Mailer’s most celebrated and castigated essay is also one of the most anthologized since World War II. It is usually reprinted with “Reflections on Hipsterism” (58.1), a follow-up discussion of the original essay.
Rpt: The Beat Generation and the Angry Young Men, edited by Gene Feldman and Max Gartenberg. New York: Citadel Press, 29 May 1958; Voices of Dissent: A Collection of Articles from “Dissent” Magazine. New York: Grove Press, after 15 October, 1958; 59.8a, 59.13, 98.7 (partial), 13.1. See 56.16, 58.4a, 83.12, and James Baldwin’s response, “The Black Boy Looks at the White Boy,” Nobody Knows My Name: More Notes of a Native Son (New York: Dial, 1961); 13.2, 219-24.

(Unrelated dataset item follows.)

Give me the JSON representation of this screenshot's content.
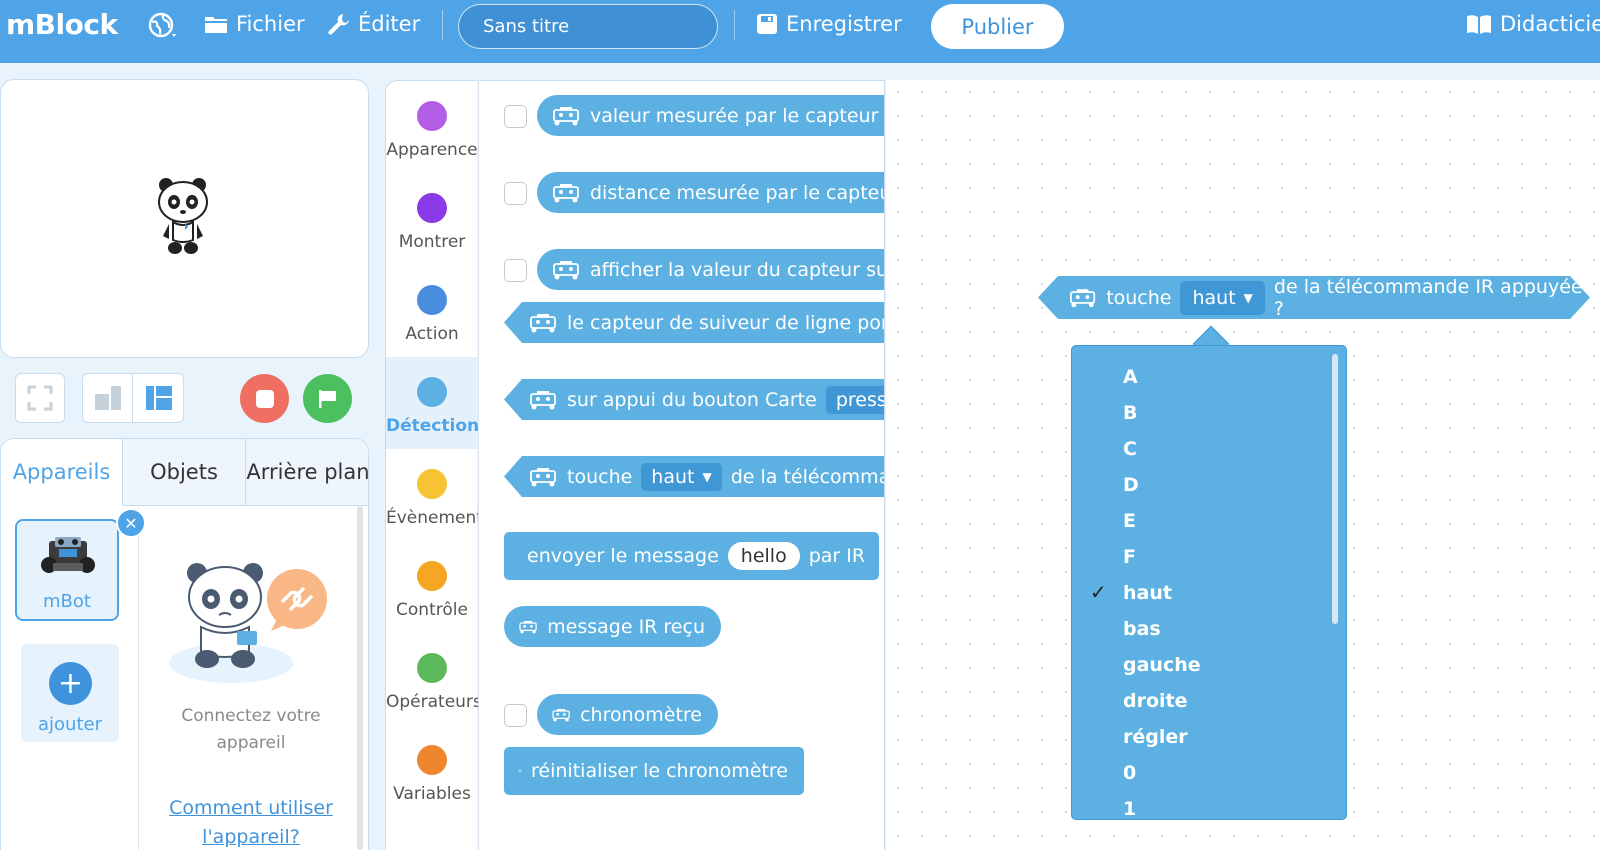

|“||What makes a novelist great is that he illumines each line of his work with the greatest intensity of experience. One thing about Hip you have to admit is that the Hipster lives in a state of extreme awareness, and so, objects and relations that most people take for granted become terribly charged for him; and, living in a state of self-awareness his time slows up. His page becomes more filled. The quality of his experience becomes more intense. That doesn’t make for less expression; it makes for greater difficulty of expression.||”|
|— Norman Mailer, 59.2|